ACTION ITEM:
Output the records exactly. Include every line.
*-*-*
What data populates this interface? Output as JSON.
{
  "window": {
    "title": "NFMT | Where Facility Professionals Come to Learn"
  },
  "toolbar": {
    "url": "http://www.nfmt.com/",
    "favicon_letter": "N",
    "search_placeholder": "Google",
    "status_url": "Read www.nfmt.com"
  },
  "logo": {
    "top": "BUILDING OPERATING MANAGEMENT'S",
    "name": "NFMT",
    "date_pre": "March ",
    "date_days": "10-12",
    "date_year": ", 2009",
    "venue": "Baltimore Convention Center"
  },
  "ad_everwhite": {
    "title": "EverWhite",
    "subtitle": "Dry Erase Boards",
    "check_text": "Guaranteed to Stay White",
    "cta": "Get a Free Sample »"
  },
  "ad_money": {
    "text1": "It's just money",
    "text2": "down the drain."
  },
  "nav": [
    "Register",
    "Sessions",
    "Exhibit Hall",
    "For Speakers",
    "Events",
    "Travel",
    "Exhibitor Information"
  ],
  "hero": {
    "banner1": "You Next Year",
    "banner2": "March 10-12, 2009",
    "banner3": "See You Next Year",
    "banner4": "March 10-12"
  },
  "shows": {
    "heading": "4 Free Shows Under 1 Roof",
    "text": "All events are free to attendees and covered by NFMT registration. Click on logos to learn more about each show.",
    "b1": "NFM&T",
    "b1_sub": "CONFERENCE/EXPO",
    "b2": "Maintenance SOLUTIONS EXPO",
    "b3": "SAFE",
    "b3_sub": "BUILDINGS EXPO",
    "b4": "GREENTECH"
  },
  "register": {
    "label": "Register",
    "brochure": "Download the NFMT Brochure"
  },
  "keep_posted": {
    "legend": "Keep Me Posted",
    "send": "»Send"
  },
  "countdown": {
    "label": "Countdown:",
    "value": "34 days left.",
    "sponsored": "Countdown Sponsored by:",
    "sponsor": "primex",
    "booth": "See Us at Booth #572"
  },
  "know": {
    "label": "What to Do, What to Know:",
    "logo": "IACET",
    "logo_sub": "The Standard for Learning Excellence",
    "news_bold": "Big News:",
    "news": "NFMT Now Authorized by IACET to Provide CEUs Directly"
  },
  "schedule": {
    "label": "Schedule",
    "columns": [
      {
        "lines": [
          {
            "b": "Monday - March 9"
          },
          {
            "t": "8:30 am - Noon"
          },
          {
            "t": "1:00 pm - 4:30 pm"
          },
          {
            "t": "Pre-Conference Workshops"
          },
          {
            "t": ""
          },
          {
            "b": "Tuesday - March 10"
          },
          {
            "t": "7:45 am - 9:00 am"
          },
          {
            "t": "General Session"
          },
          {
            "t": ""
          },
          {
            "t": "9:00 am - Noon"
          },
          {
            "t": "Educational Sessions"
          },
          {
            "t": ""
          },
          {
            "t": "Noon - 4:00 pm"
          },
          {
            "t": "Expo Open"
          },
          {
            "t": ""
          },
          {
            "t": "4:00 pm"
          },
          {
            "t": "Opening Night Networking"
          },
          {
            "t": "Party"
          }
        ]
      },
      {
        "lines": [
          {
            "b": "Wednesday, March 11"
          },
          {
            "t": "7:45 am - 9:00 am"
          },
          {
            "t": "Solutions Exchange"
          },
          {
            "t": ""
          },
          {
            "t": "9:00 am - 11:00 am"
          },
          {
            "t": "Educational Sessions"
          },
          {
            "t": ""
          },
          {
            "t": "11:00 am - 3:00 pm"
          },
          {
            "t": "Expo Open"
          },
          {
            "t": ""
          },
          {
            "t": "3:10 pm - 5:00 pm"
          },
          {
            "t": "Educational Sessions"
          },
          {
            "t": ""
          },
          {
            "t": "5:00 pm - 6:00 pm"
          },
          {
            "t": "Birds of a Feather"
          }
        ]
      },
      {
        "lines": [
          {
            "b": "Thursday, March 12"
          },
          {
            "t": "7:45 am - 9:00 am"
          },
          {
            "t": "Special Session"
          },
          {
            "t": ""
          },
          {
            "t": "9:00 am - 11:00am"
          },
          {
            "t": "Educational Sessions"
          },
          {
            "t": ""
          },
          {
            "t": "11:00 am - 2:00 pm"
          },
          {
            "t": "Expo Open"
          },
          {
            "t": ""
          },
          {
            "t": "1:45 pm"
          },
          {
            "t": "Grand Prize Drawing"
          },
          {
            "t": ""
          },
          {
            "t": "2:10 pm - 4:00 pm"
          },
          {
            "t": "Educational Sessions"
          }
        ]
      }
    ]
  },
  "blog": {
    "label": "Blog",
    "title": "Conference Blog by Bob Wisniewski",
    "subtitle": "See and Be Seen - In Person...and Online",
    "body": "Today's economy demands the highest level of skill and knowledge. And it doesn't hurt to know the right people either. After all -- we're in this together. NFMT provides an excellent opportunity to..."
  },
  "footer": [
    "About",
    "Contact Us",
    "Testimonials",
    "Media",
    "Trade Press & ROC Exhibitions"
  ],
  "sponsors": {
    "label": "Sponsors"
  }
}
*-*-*
RESPONSE BOX:
What data populates this interface? Output as JSON.
{
  "window": {
    "title": "NFMT | Where Facility Professionals Come to Learn"
  },
  "toolbar": {
    "url": "http://www.nfmt.com/",
    "favicon_letter": "N",
    "search_placeholder": "Google",
    "status_url": "Read www.nfmt.com"
  },
  "logo": {
    "top": "BUILDING OPERATING MANAGEMENT'S",
    "name": "NFMT",
    "date_pre": "March ",
    "date_days": "10-12",
    "date_year": ", 2009",
    "venue": "Baltimore Convention Center"
  },
  "ad_everwhite": {
    "title": "EverWhite",
    "subtitle": "Dry Erase Boards",
    "check_text": "Guaranteed to Stay White",
    "cta": "Get a Free Sample »"
  },
  "ad_money": {
    "text1": "It's just money",
    "text2": "down the drain."
  },
  "nav": [
    "Register",
    "Sessions",
    "Exhibit Hall",
    "For Speakers",
    "Events",
    "Travel",
    "Exhibitor Information"
  ],
  "hero": {
    "banner1": "You Next Year",
    "banner2": "March 10-12, 2009",
    "banner3": "See You Next Year",
    "banner4": "March 10-12"
  },
  "shows": {
    "heading": "4 Free Shows Under 1 Roof",
    "text": "All events are free to attendees and covered by NFMT registration. Click on logos to learn more about each show.",
    "b1": "NFM&T",
    "b1_sub": "CONFERENCE/EXPO",
    "b2": "Maintenance SOLUTIONS EXPO",
    "b3": "SAFE",
    "b3_sub": "BUILDINGS EXPO",
    "b4": "GREENTECH"
  },
  "register": {
    "label": "Register",
    "brochure": "Download the NFMT Brochure"
  },
  "keep_posted": {
    "legend": "Keep Me Posted",
    "send": "»Send"
  },
  "countdown": {
    "label": "Countdown:",
    "value": "34 days left.",
    "sponsored": "Countdown Sponsored by:",
    "sponsor": "primex",
    "booth": "See Us at Booth #572"
  },
  "know": {
    "label": "What to Do, What to Know:",
    "logo": "IACET",
    "logo_sub": "The Standard for Learning Excellence",
    "news_bold": "Big News:",
    "news": "NFMT Now Authorized by IACET to Provide CEUs Directly"
  },
  "schedule": {
    "label": "Schedule",
    "columns": [
      {
        "lines": [
          {
            "b": "Monday - March 9"
          },
          {
            "t": "8:30 am - Noon"
          },
          {
            "t": "1:00 pm - 4:30 pm"
          },
          {
            "t": "Pre-Conference Workshops"
          },
          {
            "t": ""
          },
          {
            "b": "Tuesday - March 10"
          },
          {
            "t": "7:45 am - 9:00 am"
          },
          {
            "t": "General Session"
          },
          {
            "t": ""
          },
          {
            "t": "9:00 am - Noon"
          },
          {
            "t": "Educational Sessions"
          },
          {
            "t": ""
          },
          {
            "t": "Noon - 4:00 pm"
          },
          {
            "t": "Expo Open"
          },
          {
            "t": ""
          },
          {
            "t": "4:00 pm"
          },
          {
            "t": "Opening Night Networking"
          },
          {
            "t": "Party"
          }
        ]
      },
      {
        "lines": [
          {
            "b": "Wednesday, March 11"
          },
          {
            "t": "7:45 am - 9:00 am"
          },
          {
            "t": "Solutions Exchange"
          },
          {
            "t": ""
          },
          {
            "t": "9:00 am - 11:00 am"
          },
          {
            "t": "Educational Sessions"
          },
          {
            "t": ""
          },
          {
            "t": "11:00 am - 3:00 pm"
          },
          {
            "t": "Expo Open"
          },
          {
            "t": ""
          },
          {
            "t": "3:10 pm - 5:00 pm"
          },
          {
            "t": "Educational Sessions"
          },
          {
            "t": ""
          },
          {
            "t": "5:00 pm - 6:00 pm"
          },
          {
            "t": "Birds of a Feather"
          }
        ]
      },
      {
        "lines": [
          {
            "b": "Thursday, March 12"
          },
          {
            "t": "7:45 am - 9:00 am"
          },
          {
            "t": "Special Session"
          },
          {
            "t": ""
          },
          {
            "t": "9:00 am - 11:00am"
          },
          {
            "t": "Educational Sessions"
          },
          {
            "t": ""
          },
          {
            "t": "11:00 am - 2:00 pm"
          },
          {
            "t": "Expo Open"
          },
          {
            "t": ""
          },
          {
            "t": "1:45 pm"
          },
          {
            "t": "Grand Prize Drawing"
          },
          {
            "t": ""
          },
          {
            "t": "2:10 pm - 4:00 pm"
          },
          {
            "t": "Educational Sessions"
          }
        ]
      }
    ]
  },
  "blog": {
    "label": "Blog",
    "title": "Conference Blog by Bob Wisniewski",
    "subtitle": "See and Be Seen - In Person...and Online",
    "body": "Today's economy demands the highest level of skill and knowledge. And it doesn't hurt to know the right people either. After all -- we're in this together. NFMT provides an excellent opportunity to..."
  },
  "footer": [
    "About",
    "Contact Us",
    "Testimonials",
    "Media",
    "Trade Press & ROC Exhibitions"
  ],
  "sponsors": {
    "label": "Sponsors"
  }
}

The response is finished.